My 6-year old isn't thrilled, but the Intel Convertible Classmate is off on another expedition today. It will be spending the next few weeks with another 6-year old at his school. She is autistic and types quite a bit better than she writes. I'm hopeful that the touch-screen interface will also be beneficial to her, given some of her fine motor skill issues.
This particular girl has responded fairly well to our RTI software (Lexia and Symphony) and will be able to easily access it in class and at home, rather than exclusively during the computer lab time assigned to her class.
We know that these little computers, complete with handles, touchscreens, and serious durability, work very well with the K-6 age group. The kids really seem to bond with them and it makes one heck of a case for 1:1; unfortunately, funding often isn't aligned with what makes sense or works well. Now we'll get some feedback in this age group from a special needs perspective.
In the past, it's been difficult for us to provide 1:1 computing resources to kids with special needs. So often, though, even the ability to type rather than write is a very important accommodation (of course, looking at my own handwriting, it's probably an accommodation I should have as well). Inexpensive devices like the Classmate and other netbooks suddenly make this far more attainable, even if we can't afford school-wide 1:1 programs.
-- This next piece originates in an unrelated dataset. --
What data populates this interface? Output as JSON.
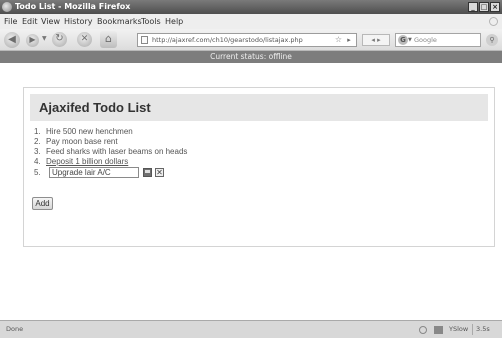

I'll report back as I hear from her teacher, classroom aides, and parents. One question I'm particularly hoping to answer is whether the added expense (and reduced durability) of the touch screen is easily justified in this case or if a clamshell Classmate or really inexpensive netbook would be just as appropriate as an accommodation.